> Exercise objective: Your job is to reproduce all of the data exactly.

[App and web page records]
-- Opening Marker --

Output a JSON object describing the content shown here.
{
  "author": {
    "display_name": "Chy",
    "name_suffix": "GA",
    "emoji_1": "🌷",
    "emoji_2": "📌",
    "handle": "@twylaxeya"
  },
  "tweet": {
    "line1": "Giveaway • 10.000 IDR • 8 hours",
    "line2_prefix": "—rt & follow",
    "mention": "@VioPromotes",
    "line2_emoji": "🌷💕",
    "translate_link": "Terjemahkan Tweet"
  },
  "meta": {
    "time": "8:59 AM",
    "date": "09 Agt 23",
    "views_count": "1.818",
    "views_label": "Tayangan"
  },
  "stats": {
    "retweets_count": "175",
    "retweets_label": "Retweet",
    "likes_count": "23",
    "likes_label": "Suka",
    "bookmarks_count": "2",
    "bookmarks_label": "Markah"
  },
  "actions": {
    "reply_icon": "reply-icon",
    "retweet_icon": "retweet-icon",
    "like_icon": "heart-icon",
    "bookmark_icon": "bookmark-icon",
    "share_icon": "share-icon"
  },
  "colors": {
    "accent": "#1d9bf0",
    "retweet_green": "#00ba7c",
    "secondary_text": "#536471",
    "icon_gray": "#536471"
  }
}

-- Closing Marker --

> Result:
Output a JSON object describing the content shown here.
{
  "author": {
    "display_name": "Chy",
    "name_suffix": "GA",
    "emoji_1": "🌷",
    "emoji_2": "📌",
    "handle": "@twylaxeya"
  },
  "tweet": {
    "line1": "Giveaway • 10.000 IDR • 8 hours",
    "line2_prefix": "—rt & follow",
    "mention": "@VioPromotes",
    "line2_emoji": "🌷💕",
    "translate_link": "Terjemahkan Tweet"
  },
  "meta": {
    "time": "8:59 AM",
    "date": "09 Agt 23",
    "views_count": "1.818",
    "views_label": "Tayangan"
  },
  "stats": {
    "retweets_count": "175",
    "retweets_label": "Retweet",
    "likes_count": "23",
    "likes_label": "Suka",
    "bookmarks_count": "2",
    "bookmarks_label": "Markah"
  },
  "actions": {
    "reply_icon": "reply-icon",
    "retweet_icon": "retweet-icon",
    "like_icon": "heart-icon",
    "bookmark_icon": "bookmark-icon",
    "share_icon": "share-icon"
  },
  "colors": {
    "accent": "#1d9bf0",
    "retweet_green": "#00ba7c",
    "secondary_text": "#536471",
    "icon_gray": "#536471"
  }
}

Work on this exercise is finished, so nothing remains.